TASK INSTRUCTIONS =>
Count every line in the entries that contains "brand". Report that count alone.

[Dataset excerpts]
*-*-*
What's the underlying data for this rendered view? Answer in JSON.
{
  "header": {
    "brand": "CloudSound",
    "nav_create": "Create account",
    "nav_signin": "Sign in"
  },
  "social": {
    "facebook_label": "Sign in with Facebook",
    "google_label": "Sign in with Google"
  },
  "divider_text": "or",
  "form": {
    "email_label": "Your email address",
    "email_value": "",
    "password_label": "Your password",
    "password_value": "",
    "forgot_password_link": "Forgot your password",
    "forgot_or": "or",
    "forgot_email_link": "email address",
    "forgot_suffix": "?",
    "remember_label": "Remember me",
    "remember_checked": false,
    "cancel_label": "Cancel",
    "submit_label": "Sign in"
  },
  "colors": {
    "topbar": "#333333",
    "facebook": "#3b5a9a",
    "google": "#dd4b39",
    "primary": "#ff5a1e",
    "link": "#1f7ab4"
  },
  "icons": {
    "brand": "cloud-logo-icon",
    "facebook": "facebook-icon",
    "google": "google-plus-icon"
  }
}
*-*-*
ANSWER SPACE =>
2